- **Records for this task**
◇ ◇ ◇

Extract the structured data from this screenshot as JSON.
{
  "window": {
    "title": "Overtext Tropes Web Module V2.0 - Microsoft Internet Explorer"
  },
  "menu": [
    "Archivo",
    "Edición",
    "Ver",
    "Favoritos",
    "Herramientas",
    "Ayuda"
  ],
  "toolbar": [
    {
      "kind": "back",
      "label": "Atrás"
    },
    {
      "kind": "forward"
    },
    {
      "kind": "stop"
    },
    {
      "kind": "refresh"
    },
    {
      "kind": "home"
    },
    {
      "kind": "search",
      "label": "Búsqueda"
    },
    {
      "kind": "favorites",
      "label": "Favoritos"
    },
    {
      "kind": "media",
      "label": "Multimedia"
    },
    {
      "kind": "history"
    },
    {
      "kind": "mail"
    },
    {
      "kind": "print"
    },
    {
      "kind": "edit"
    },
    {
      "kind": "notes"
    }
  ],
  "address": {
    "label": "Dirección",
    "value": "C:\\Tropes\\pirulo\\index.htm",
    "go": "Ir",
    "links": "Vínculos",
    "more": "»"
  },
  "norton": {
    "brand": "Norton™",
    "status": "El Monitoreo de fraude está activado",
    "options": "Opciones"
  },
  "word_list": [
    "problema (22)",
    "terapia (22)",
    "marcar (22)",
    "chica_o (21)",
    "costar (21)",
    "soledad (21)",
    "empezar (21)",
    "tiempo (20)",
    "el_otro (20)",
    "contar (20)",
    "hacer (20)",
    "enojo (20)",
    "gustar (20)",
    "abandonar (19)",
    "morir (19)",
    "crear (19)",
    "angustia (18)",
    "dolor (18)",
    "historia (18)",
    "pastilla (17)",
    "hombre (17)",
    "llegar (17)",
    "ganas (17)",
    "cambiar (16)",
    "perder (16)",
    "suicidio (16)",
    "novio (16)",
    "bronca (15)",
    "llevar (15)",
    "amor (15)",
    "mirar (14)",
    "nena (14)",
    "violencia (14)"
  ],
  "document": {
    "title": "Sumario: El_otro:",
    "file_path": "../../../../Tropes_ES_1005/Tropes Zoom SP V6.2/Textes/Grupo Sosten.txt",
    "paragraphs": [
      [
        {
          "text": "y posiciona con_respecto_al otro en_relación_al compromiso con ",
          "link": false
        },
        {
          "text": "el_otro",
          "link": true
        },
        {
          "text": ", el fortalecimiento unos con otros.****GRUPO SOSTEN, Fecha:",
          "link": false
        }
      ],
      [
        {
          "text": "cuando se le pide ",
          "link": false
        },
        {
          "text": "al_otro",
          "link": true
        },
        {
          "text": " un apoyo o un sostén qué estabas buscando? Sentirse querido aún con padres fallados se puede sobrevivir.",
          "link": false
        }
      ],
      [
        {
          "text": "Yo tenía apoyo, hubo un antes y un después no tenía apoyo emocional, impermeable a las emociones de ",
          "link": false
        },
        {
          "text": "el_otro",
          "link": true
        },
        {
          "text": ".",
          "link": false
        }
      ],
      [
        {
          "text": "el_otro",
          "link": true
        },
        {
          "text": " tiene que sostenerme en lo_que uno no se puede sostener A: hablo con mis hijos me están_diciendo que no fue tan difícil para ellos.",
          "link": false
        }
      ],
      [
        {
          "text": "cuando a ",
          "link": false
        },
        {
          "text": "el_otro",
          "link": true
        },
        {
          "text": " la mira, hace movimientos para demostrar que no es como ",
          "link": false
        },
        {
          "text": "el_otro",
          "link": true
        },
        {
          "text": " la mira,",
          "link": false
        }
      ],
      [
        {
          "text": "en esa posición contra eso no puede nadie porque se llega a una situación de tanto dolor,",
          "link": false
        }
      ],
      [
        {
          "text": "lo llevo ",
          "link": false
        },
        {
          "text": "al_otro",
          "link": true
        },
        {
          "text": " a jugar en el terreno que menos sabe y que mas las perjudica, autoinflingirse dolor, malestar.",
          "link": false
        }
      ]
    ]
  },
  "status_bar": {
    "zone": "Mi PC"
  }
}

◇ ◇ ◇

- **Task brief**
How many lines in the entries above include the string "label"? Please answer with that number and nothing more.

- **Result for this task**
5